Scan the entries for lines with "seed" and say how many there are, with nothing more.

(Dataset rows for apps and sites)
┌────────

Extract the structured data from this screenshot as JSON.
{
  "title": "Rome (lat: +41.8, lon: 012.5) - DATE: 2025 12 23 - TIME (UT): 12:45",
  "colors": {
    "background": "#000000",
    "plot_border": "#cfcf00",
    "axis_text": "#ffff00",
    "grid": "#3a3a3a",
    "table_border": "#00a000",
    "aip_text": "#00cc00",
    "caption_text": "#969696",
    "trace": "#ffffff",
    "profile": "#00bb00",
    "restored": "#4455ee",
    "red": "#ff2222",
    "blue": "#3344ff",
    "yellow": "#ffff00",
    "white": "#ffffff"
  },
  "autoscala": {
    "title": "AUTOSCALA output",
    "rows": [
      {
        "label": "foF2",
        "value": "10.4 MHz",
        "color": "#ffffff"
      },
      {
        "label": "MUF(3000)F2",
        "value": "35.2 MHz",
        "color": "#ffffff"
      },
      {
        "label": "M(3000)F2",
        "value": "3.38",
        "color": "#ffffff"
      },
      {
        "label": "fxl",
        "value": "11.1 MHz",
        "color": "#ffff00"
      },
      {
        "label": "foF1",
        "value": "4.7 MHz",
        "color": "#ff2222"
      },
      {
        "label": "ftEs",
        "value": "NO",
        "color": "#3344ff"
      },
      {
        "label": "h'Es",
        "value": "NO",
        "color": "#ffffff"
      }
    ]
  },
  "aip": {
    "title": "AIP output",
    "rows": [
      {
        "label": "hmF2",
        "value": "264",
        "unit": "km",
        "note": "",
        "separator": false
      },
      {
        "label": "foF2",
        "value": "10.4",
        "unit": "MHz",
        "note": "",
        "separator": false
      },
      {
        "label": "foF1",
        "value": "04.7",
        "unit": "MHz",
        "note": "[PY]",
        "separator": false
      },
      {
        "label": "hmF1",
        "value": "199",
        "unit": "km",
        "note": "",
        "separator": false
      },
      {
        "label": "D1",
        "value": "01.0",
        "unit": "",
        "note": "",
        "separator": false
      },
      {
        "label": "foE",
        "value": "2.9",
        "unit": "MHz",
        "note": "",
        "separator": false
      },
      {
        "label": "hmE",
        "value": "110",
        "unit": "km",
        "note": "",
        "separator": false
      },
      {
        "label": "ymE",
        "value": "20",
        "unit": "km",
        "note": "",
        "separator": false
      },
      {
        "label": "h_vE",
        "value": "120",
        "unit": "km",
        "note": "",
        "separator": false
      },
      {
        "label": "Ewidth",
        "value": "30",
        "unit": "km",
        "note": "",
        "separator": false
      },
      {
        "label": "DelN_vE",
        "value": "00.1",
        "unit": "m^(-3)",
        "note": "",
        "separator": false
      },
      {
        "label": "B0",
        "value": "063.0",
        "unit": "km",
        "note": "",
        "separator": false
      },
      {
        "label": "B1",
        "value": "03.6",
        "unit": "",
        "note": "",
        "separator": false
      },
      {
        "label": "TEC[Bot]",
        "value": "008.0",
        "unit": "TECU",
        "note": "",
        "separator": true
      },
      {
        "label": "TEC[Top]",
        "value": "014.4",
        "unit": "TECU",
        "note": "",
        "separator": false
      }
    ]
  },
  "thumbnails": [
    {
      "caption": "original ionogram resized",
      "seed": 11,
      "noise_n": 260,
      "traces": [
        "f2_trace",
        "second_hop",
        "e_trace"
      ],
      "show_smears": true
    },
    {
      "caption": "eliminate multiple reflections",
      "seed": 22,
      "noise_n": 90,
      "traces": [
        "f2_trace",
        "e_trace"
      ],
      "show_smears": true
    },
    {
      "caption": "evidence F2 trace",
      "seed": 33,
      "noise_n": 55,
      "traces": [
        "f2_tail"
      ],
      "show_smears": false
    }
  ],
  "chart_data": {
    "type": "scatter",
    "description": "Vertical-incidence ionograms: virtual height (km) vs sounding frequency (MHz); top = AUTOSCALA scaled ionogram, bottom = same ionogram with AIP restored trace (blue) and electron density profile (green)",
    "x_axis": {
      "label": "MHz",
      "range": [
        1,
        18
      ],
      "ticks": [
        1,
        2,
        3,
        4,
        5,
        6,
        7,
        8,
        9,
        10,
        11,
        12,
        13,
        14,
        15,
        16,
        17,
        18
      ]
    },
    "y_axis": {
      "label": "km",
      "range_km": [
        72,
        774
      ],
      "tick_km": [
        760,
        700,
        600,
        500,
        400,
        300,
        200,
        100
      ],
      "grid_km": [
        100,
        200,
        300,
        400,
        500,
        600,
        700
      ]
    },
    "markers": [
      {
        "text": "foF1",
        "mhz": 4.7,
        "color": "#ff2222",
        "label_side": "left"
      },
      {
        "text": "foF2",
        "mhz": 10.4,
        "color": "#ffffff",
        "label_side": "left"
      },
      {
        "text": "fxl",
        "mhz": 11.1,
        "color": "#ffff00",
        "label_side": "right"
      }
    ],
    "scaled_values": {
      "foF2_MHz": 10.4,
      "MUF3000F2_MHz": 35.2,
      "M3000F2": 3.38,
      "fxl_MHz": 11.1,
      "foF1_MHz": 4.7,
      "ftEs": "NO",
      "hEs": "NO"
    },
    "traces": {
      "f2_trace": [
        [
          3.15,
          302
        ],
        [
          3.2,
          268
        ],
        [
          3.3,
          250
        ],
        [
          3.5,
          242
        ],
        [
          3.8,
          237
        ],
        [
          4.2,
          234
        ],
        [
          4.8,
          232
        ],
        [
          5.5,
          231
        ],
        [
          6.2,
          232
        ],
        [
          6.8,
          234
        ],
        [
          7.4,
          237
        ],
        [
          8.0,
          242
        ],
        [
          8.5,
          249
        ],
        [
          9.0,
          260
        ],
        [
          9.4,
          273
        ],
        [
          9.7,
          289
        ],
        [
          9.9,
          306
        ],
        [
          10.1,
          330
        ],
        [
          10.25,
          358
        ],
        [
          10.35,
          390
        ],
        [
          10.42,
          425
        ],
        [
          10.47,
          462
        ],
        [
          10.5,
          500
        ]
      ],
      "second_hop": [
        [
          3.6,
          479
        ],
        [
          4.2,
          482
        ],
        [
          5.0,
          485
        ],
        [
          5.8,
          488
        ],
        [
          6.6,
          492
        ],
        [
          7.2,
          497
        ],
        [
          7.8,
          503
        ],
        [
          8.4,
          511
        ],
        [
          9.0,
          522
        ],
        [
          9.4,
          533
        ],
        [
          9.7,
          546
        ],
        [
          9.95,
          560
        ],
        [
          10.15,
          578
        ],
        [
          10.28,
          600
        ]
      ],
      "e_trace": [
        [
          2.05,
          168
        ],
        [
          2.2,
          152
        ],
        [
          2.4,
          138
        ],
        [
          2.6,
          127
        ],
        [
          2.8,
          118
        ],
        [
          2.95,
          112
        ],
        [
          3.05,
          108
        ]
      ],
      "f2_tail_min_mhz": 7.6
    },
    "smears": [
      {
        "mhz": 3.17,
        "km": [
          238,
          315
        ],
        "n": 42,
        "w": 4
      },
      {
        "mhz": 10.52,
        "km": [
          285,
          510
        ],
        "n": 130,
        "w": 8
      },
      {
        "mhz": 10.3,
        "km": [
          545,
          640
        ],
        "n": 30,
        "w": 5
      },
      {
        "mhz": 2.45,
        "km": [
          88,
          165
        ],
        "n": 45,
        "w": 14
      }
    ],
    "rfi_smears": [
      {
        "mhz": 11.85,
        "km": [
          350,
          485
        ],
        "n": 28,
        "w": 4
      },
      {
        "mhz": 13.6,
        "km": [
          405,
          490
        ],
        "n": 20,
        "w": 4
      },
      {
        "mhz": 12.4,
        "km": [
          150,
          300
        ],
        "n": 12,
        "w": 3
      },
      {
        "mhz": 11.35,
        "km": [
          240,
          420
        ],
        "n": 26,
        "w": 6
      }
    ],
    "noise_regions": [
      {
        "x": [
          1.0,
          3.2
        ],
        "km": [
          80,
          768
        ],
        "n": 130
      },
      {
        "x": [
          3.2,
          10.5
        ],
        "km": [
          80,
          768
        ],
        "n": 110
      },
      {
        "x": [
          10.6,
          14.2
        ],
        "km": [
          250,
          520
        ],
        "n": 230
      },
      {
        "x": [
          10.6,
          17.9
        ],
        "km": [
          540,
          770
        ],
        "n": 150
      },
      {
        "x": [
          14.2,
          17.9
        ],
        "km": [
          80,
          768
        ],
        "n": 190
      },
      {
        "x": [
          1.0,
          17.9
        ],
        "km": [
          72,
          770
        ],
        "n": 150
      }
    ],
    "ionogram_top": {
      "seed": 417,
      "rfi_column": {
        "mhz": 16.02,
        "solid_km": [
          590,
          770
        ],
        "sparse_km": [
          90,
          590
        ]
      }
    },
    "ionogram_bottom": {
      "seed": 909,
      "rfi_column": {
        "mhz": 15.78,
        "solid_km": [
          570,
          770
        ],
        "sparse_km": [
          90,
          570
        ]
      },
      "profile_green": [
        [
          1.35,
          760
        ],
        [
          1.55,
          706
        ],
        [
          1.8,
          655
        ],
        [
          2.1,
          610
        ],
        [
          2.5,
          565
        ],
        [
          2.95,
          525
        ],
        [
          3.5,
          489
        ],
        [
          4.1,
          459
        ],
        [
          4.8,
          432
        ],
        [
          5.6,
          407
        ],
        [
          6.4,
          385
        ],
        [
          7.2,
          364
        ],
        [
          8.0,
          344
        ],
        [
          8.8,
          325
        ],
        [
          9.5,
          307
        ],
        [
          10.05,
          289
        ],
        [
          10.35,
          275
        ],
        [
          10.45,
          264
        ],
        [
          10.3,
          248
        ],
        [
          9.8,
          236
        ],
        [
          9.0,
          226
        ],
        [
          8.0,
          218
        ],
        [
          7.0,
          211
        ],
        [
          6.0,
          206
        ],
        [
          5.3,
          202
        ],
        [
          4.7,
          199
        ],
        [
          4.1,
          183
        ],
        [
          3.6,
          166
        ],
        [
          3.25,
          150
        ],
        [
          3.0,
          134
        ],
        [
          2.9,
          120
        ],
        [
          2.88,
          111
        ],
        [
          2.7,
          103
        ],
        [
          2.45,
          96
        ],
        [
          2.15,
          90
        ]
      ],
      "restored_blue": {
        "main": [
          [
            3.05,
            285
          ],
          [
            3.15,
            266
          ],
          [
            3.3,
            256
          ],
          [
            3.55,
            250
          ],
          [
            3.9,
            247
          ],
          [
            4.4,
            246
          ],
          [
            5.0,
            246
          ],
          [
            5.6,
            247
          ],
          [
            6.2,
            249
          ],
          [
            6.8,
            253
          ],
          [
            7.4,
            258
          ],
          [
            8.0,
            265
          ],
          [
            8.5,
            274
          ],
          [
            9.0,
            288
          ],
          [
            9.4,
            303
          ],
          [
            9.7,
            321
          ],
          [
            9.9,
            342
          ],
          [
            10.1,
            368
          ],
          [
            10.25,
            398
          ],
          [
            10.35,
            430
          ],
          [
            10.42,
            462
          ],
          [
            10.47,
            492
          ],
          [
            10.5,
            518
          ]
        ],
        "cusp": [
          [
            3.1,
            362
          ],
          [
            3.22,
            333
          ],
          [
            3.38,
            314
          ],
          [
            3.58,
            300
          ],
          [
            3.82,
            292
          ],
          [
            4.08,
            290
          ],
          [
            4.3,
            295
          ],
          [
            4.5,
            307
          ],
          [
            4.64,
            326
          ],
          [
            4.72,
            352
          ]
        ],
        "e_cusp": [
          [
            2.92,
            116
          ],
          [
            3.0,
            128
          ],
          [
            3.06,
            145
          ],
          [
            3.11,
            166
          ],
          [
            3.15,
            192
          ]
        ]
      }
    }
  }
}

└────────

RESULT BELOW —
5